employees of the company post there and read it. They *do* take notice of
user suggestions. The other people in the newsgroup can be very helpful if
you are trying to figure out how to do something with PSP.
> What capabilities is it missing, that I really ought to have in order
> to do quality work?
1) A high quality CMS. PSP uses the Windows CMS which is "ok" but not
brilliant (others may feel otherwise :)
2) A soft proofing feature. There *is* a soft proofing feature in PSP but
since it uses the Windows CMS, its accuracy is dubious.
3) The ability to uses colour spaces other than sRGB. This may be important
with some colours, but I've never personally found it to be a serious
limitation. PSP was mainly created with editing for the web in mind, hence
there was no need to support other colour spaces. These days however, PSP
7.02 has some great tools for editing digital or scanned photos.
4) The ability to work in 16bit colour. PSP can read a 16bit TIFF file, but
once the file is opened, all editing is in 8bits per channel. I don't think
this is an issue with the Acer, but using Vuescan and my LS30 I can squeeze
10 bits per channel out of the scanner to tweak into a better 8 bit per
Picture Window Pro is another cheap photo editing program which you might
consider in addition to PSP because it *does* support 16 bit editing.
> Put another way, how do I choose software that matches the
> capabilities of the rest of my system, and yet provides a reasonable
> path for future upgrade?
I'd say that the Acer scanner, Epson printer, Vuescan and PSP 7.02 will give
you great results. Stick to sRGB for the colour space and let the printer
do "automatic colour adjustment" and you should get nice prints. On the
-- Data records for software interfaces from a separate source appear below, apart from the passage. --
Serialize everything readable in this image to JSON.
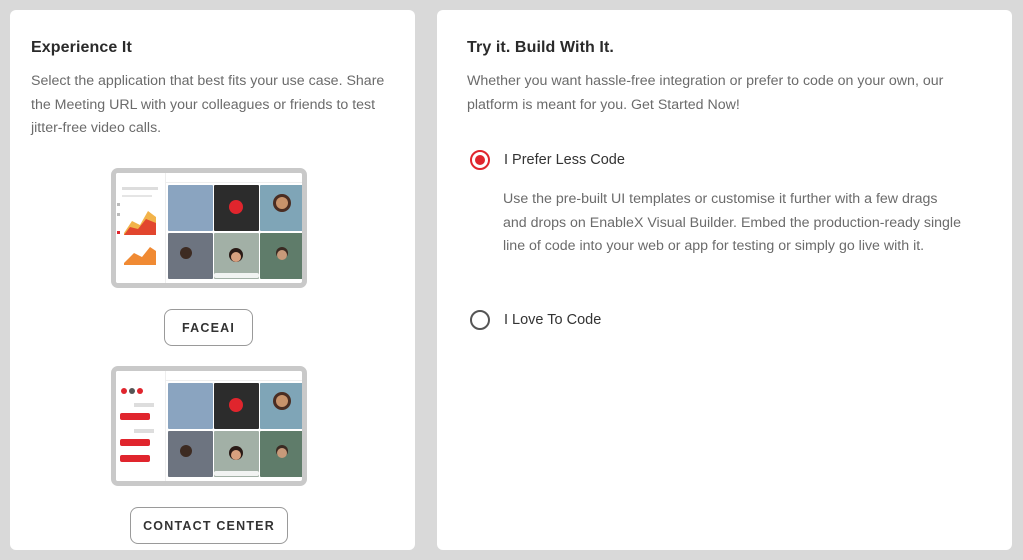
{
  "left": {
    "heading": "Experience It",
    "description": "Select the application that best fits your use case. Share the Meeting URL with your colleagues or friends to test jitter-free video calls.",
    "faceai_button": "FACEAI",
    "contact_button": "CONTACT CENTER"
  },
  "right": {
    "heading": "Try it. Build With It.",
    "description": "Whether you want hassle-free integration or prefer to code on your own, our platform is meant for you. Get Started Now!",
    "options": [
      {
        "label": "I Prefer Less Code",
        "checked": true,
        "description": "Use the pre-built UI templates or customise it further with a few drags and drops on EnableX Visual Builder. Embed the production-ready single line of code into your web or app for testing or simply go live with it."
      },
      {
        "label": "I Love To Code",
        "checked": false
      }
    ]
  },
  "colors": {
    "accent": "#e0252d",
    "background": "#d9d9d9",
    "panel": "#ffffff",
    "text_muted": "#6b6b6b"
  }
}
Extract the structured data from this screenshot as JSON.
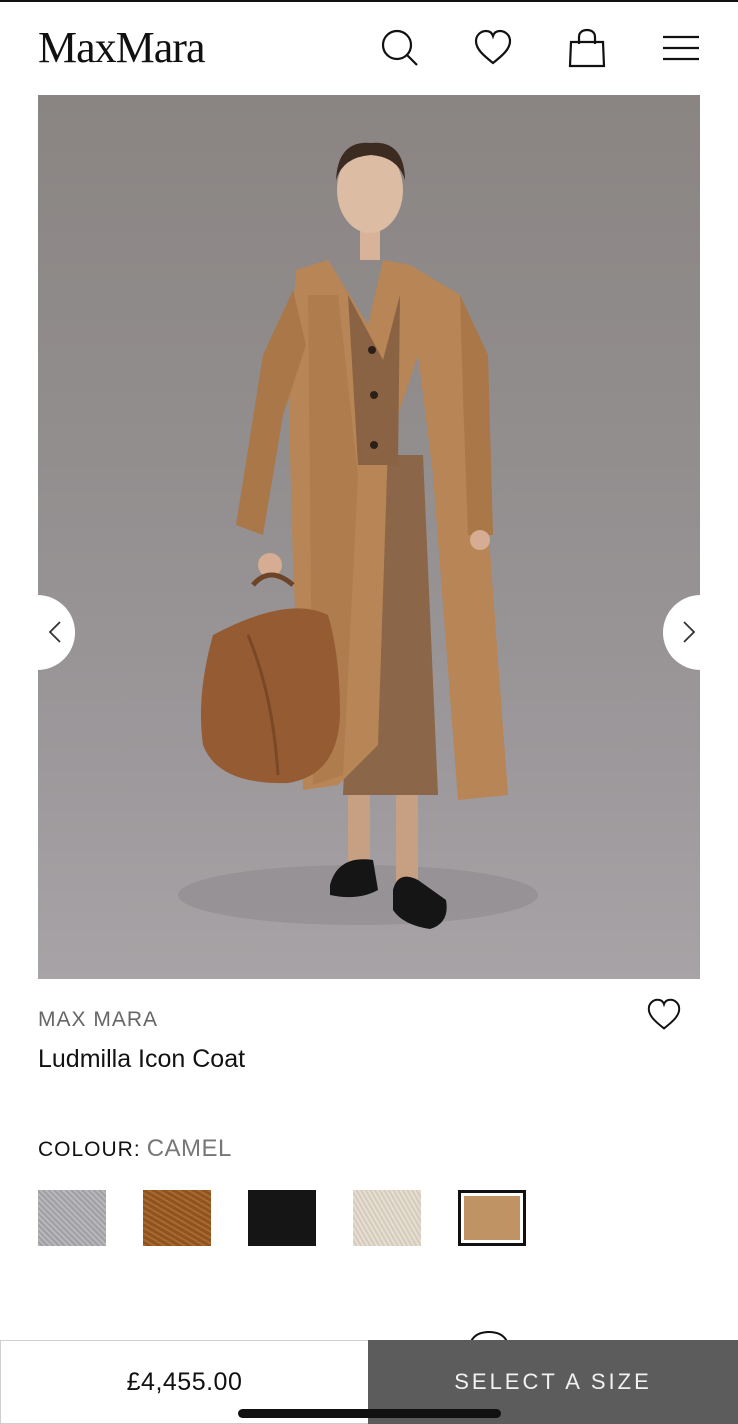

other hand *don't* expect to get a precise match between the screen and the
page! Doing "real" profiling and colour management is another whole kettle
PS If you'd been able to take advantage of the upgrade prices when PS6 was
first released, my response may have been different. :)